If you at all tested your apps under iOS 5 (and built against the iOS 5 SDK) then you will definitely have seen some exceptions happening because of this intermingling of hierarchies.
Speaking of Hacks…
Another plethora of hacks is related to customizing the look of your app. Did you by any chance override the drawrect of UIToolbar or UITabBarController via category?
If the answer is yes, then you have two steps to perform. Get rid of category hacks on standard UIKit classes first. If you must, you can subclass them and override it there. The second step is to make your custom code dependent in iOS 4 and use the new appearance customization methods available in iOS 5.
There are other hacks which cannot be substituted as easily. For example you can no longer modify the delegate of an UIScrollView’s native gesture recognizers. If you had to do that you have to rethink your gesture strategy as this now causes an exception (i.e. your app crashes)
3.2 be GONE!
I previously reported on how it makes almost no sense any more to support 3.x devices. The launch of iOS 5 should give the final death blow to this old old OS version.
If the past is any indication we can assume that we have around 6 months now until the majority of users will be on iOS 5. So there will be a big market for solutions that can dynamically work on iOS 4 and still use the specific enhancements of iOS 5.
But iOS 3.x no longer fits in here. iOS 4 brought us GCD and blocks and the whole operating system is making heavy use of those. For example NSOperationQueue was rearchitected to use GCD under iOS 4 transparently. While this does not necessitate any code changes there are many other scenarios that would require separate code for iOS 3.x and 4.x/5.x.
Then there is the question of tools support. The Xcode versions that can support a 5.0 iPhone Simulator no longer support a 3.2 Simulator. The only useful way would be to keep some old device on 3.x to test on.
Conclusion and Apple Assistant
If the rumors are true then we will see the public launch of iCloud and iOS 5 round about the mid of October. Getting a GM build of iOS 5 one or two weeks before that (read: TODAY) is highly likely, especially sonce there was no BETA build for a month now.
There is another prospect that excites me besides all the great new iCloud features: Apple Assistant.
If Apple is putting something like this into iOS then most definitely we will also be getting an API for it. It is rumored that the iPhone 5 will have sufficient hardware specs to run the voice recognition on the device, but this might not be coming this year.
Most likely there will be a fall back mechanism for older devices to also be able to use Assistant: over iCloud. iPhone 4’s voice commands will be enhanced to do morre complex voice recognition on the iCloud servers, similar to how Google is doing it in Android. iPhone 5 will then be able to short cut the recognition on the phone hardware.
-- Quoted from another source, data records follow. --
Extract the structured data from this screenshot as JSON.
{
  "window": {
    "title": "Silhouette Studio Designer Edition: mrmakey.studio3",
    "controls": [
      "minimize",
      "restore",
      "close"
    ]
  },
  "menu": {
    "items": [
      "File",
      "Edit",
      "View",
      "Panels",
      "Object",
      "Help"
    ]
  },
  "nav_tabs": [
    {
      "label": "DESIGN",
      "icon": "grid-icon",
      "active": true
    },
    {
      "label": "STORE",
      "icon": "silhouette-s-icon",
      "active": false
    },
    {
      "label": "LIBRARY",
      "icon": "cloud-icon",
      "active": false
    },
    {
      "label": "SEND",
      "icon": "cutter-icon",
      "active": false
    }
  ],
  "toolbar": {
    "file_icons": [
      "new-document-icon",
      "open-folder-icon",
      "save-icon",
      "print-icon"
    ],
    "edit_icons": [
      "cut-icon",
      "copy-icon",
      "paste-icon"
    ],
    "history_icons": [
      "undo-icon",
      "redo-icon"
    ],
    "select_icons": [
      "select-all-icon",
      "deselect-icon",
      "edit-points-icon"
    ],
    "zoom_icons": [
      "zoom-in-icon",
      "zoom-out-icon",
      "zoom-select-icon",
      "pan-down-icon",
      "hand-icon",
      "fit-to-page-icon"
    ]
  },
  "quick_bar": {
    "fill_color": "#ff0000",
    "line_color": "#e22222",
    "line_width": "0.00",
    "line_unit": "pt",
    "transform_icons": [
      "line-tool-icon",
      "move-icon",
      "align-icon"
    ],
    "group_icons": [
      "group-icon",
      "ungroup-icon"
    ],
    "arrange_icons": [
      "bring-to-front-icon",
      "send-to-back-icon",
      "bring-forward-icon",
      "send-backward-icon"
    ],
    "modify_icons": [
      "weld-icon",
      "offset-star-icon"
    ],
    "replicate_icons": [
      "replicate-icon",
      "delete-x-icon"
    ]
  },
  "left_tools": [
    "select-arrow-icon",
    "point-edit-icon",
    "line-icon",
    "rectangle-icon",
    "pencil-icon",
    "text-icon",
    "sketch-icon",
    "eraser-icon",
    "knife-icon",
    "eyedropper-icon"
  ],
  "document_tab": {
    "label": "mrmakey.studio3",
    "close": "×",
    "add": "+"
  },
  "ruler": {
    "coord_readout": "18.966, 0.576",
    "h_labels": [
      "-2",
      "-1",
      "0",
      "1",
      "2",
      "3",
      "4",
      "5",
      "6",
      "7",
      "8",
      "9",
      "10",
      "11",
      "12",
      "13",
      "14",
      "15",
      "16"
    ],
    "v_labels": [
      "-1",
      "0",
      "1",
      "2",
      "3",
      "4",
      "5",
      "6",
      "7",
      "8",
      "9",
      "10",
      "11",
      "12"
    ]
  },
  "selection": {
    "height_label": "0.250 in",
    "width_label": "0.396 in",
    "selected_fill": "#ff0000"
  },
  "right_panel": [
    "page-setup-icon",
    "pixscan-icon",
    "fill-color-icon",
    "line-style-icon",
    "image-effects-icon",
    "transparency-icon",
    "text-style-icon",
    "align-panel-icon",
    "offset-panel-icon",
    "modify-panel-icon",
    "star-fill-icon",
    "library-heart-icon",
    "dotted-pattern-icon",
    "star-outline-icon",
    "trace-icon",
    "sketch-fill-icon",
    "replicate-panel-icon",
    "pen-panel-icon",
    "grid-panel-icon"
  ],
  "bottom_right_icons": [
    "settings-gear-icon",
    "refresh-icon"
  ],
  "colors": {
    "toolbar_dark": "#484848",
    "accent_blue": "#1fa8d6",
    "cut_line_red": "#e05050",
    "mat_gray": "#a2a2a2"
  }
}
But with a good 3G or WiFi connection you probably won’t notice the difference.
I imagine we just have to add a couple of new delegate methods into our apps to allow interaction with the Assistant API. The more such enabled apps you have the smarter your assistent will get. A large eco-system of Assistant-enabled apps right on your device might be the most fascinating prospect of iOS 5.
Get the snacks ready for an awesome iOS 5 launch party.
Great writeup! I’d just add that storyboarding and improved core data threading is reason enough for wanting to drop iOS 4 support! 😉 iOS 5 is a very exciting release, and I think we’ll have a great evening, and a very nice discussion once the NDA is lifted and we can all discuss our favorite parts. 🙂
Yes, we’ve had this request to move magazine content into caches folder. I’d like to know under what circumstances will iOS delete cache data? My concern is that our app believes that a magazine is available, but that the resources are incomplete. Suspect that we’ll need to start using bundles?
iOS does not delete anything by itself.